-- Work instructions --
Please give the number of lines that hold the string "Service" in the listing, without any other words.

-- Record set --
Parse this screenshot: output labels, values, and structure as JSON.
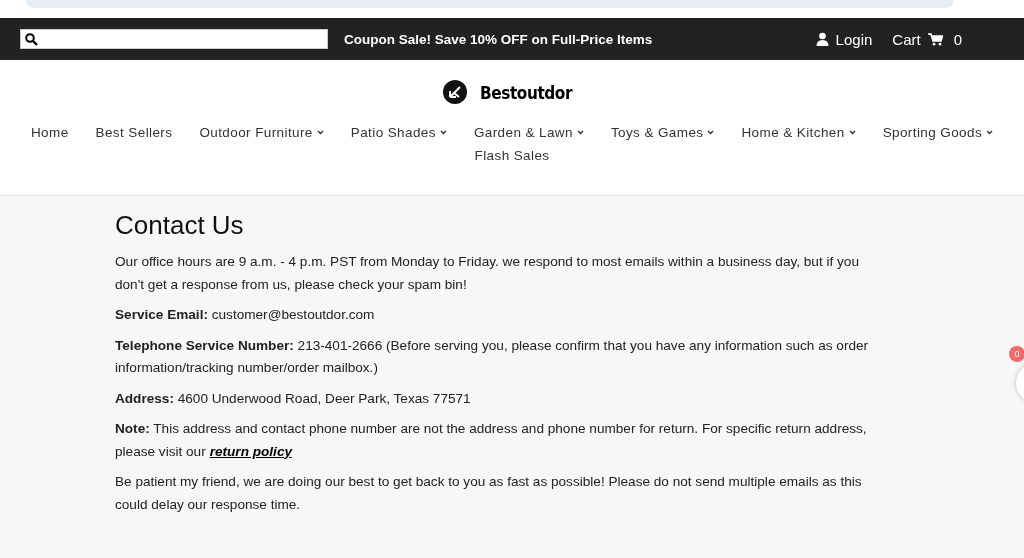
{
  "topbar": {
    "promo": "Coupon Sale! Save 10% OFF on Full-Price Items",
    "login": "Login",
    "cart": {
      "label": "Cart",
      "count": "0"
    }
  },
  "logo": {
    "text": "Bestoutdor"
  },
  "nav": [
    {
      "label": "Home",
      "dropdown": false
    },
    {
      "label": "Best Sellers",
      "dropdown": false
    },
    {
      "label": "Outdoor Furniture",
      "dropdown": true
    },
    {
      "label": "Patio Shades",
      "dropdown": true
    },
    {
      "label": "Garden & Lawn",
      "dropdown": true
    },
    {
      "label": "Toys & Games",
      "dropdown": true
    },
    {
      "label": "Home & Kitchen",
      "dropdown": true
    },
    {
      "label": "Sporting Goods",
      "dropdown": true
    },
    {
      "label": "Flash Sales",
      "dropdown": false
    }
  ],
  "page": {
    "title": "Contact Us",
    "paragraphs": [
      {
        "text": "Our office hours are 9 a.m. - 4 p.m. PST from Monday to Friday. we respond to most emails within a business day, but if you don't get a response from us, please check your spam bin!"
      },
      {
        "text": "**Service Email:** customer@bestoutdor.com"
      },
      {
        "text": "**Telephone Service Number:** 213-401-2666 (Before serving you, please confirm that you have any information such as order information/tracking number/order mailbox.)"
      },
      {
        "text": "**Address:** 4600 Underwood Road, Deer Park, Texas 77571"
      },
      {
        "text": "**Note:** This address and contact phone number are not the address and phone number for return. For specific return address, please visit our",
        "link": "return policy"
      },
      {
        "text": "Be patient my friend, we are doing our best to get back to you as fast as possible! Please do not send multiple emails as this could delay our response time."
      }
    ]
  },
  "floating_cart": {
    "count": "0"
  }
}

-- Exercise output --
2